PROBLEM DESCRIPTION
In which lines of the data does the string "Save" appear? Copy every one.

___ RECORD EXCERPTS ___

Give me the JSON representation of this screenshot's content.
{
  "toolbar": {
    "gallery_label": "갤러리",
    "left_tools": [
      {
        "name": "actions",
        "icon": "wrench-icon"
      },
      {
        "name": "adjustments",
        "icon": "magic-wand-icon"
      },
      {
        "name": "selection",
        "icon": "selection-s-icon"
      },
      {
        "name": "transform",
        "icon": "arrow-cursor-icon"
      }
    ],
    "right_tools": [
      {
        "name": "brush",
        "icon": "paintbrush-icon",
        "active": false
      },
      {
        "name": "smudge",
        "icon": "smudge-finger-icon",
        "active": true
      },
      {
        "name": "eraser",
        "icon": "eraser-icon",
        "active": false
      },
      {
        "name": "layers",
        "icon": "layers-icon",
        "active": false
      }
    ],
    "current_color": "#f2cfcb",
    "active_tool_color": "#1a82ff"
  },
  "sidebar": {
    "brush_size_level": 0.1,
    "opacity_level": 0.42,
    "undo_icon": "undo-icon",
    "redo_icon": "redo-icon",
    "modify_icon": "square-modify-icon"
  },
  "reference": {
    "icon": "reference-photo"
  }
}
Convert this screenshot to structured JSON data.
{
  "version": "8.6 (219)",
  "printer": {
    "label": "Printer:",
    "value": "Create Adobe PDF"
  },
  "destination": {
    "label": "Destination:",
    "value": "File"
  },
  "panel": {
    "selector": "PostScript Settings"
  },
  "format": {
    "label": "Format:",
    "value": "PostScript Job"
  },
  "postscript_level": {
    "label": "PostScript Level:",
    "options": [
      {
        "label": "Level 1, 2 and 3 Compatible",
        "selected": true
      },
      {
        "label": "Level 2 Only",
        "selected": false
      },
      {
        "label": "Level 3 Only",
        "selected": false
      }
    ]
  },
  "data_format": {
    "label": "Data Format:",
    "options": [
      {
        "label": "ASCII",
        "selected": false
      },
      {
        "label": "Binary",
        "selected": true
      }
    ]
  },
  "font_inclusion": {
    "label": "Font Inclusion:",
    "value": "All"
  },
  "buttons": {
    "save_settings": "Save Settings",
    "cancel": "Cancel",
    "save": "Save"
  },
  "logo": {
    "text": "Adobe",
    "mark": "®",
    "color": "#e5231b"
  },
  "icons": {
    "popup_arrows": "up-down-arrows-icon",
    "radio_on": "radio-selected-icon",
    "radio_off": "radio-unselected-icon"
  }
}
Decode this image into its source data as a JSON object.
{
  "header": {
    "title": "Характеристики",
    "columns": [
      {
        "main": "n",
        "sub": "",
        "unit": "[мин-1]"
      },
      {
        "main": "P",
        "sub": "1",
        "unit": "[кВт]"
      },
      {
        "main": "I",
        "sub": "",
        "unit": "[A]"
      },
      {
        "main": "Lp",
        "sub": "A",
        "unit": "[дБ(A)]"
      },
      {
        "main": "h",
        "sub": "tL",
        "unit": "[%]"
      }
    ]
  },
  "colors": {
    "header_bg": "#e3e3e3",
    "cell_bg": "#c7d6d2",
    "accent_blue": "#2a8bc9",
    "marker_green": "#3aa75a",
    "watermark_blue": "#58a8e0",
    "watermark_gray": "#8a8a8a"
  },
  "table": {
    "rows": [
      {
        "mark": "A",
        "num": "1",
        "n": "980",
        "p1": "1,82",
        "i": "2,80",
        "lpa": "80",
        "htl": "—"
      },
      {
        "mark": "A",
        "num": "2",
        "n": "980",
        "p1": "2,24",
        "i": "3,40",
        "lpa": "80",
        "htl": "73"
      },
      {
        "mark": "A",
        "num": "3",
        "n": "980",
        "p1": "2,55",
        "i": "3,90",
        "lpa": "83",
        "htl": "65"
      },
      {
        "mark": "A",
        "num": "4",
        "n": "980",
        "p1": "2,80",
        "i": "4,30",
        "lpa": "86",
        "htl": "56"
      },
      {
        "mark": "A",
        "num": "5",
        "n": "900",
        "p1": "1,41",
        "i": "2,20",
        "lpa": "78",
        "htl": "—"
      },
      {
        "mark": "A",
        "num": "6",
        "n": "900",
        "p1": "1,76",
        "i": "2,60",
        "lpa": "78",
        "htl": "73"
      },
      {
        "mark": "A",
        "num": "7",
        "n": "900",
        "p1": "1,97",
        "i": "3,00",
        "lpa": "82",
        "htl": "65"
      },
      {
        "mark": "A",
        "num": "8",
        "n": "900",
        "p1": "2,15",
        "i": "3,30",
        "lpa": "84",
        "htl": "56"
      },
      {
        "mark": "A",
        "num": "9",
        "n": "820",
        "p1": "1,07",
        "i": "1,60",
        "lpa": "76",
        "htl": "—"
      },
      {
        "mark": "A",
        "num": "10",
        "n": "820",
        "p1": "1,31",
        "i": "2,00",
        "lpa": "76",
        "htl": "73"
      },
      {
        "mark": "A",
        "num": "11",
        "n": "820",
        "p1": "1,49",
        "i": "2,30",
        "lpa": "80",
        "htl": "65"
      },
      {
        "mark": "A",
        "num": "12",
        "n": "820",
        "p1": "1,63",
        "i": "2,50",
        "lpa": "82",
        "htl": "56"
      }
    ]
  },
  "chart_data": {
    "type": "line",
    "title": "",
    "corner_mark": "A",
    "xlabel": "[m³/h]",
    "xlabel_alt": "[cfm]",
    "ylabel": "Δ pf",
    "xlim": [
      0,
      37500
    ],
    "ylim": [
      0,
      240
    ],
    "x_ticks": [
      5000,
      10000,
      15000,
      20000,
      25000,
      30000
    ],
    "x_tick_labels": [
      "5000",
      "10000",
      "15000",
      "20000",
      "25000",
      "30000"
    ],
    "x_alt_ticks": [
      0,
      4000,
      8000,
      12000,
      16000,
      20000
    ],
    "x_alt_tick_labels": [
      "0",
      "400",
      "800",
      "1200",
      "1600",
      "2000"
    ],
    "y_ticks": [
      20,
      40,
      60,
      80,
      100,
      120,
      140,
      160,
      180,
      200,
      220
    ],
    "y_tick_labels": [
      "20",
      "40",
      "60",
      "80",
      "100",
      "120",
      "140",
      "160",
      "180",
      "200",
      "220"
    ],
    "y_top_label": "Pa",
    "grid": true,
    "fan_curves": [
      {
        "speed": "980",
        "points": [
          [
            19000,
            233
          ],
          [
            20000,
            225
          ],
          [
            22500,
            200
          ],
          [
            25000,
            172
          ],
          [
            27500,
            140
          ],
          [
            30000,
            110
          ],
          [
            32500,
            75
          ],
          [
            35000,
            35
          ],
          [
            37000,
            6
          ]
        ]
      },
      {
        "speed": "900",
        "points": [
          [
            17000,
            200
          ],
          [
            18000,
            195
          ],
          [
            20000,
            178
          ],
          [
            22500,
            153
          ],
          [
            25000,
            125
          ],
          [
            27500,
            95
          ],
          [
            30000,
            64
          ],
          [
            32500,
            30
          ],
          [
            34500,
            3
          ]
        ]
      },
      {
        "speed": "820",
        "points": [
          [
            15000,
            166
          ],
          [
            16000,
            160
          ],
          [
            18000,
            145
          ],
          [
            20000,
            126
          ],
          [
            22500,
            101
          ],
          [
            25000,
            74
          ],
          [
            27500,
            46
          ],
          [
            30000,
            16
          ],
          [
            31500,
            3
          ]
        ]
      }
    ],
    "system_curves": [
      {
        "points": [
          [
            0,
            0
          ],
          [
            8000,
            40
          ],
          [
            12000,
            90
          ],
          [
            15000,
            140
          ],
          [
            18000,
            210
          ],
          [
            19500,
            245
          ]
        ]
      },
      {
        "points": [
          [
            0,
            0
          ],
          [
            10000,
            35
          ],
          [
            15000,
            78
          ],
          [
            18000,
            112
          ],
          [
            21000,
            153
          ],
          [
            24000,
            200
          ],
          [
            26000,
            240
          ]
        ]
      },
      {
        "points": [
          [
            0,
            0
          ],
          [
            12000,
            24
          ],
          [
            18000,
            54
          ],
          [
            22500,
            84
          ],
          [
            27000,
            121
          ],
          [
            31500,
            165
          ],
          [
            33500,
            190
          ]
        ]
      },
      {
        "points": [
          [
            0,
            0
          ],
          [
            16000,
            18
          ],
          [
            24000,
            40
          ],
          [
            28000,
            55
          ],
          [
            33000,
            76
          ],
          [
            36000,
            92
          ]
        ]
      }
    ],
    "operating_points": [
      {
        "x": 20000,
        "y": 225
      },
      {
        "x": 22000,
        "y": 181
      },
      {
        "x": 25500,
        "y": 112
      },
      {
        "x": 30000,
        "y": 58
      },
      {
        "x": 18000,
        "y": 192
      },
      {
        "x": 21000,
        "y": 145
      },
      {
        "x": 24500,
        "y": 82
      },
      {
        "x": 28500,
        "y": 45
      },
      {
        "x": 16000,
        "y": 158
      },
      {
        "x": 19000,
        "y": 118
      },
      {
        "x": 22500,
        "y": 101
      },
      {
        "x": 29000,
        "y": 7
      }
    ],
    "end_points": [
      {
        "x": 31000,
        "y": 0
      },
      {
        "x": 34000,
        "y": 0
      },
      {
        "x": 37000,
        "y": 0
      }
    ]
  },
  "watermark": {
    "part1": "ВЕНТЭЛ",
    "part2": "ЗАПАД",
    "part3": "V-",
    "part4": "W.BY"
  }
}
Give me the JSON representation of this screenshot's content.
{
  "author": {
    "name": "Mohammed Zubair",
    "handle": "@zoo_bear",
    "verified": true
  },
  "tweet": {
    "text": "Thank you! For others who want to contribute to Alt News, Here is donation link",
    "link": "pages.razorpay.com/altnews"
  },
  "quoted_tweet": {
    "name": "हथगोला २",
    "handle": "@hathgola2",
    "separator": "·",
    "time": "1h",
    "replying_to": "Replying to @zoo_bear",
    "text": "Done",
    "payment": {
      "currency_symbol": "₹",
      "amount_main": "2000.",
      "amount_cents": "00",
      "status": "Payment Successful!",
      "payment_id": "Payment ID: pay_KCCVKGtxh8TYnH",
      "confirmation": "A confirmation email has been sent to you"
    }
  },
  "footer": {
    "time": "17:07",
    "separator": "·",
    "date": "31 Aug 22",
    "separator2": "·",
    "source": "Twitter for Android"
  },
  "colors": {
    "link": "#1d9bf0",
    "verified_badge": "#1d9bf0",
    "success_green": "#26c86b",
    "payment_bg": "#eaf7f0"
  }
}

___

SOLUTION FOR THIS PROBLEM
    "save_settings": "Save Settings",
    "save": "Save"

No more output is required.